About two hours later, at 1:07 p.m. Central time as the two craft flew over New Zealand, hatches swung open between Atlantis and the station, and the ten crew members greeted one another inside Destiny, marking the arrival of the first visitors for Expedition Four Commander Yury Onufrienko, Flight Engineer Carl Walz and Bursch since they entered the ISS in December for the start of their six-month mission.
After a safety briefing for the shuttle astronauts by Onufrienko, the two crews began to transfer gear for the first spacewalk tomorrow by Steve Smith and Rex Walheim as well as experiments to be housed in Destiny.

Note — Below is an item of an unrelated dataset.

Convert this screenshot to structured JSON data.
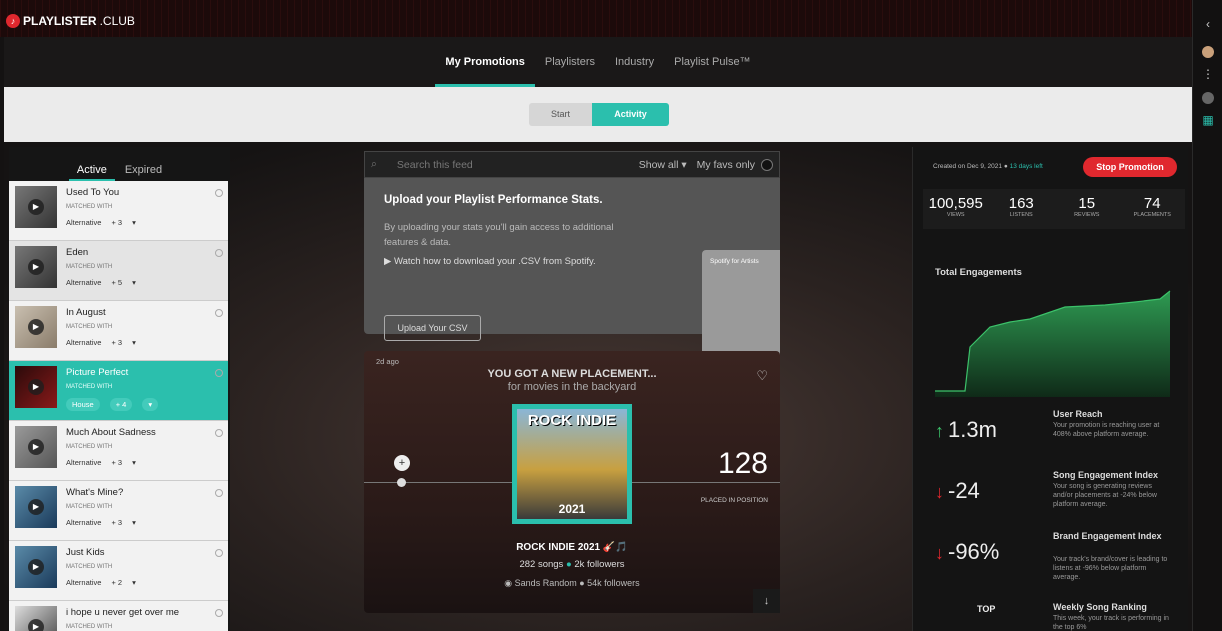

Ellen Ochoa joined Bursch to brush up on procedures for the use of the station?s Canadarm2 robotic arm tomorrow which will be employed to grapple and unberth the 13 ? ton S0 (S-Zero) Truss from Atlantis? cargo bay for mating to a capture device at the top of Destiny. Smith, Walheim, Jerry Ross and Lee Morin will conduct four spacewalks to electrically and structurally mate the S-Zero to Destiny over the next week. Ochoa maneuvered the arm and verified it is in good working order to support the S-Zero operations on Thursday.
Smith and Walheim set up all the equipment in the Quest Airlock on the ISS from which they will mount the first of the four spacewalks to deploy two of the four mounting struts to Destiny and to bring power to the new truss from the U.S. Laboratory. Ochoa is scheduled to grapple the S-Zero around 5 a.m. Central time with the first spacewalk set to get underway around 10 a.m.
Atlantis and the ISS are in excellent shape, orbiting the Earth every ninety minutes in an orbit inclined 51.6 degrees to either side of the Equator.
The two crews began an eight-hour sleep period at 7:44 Central time this evening and will be awakened at 3:44 Thursday morning for the fourth day of the mission.
Original Source: NASA News Release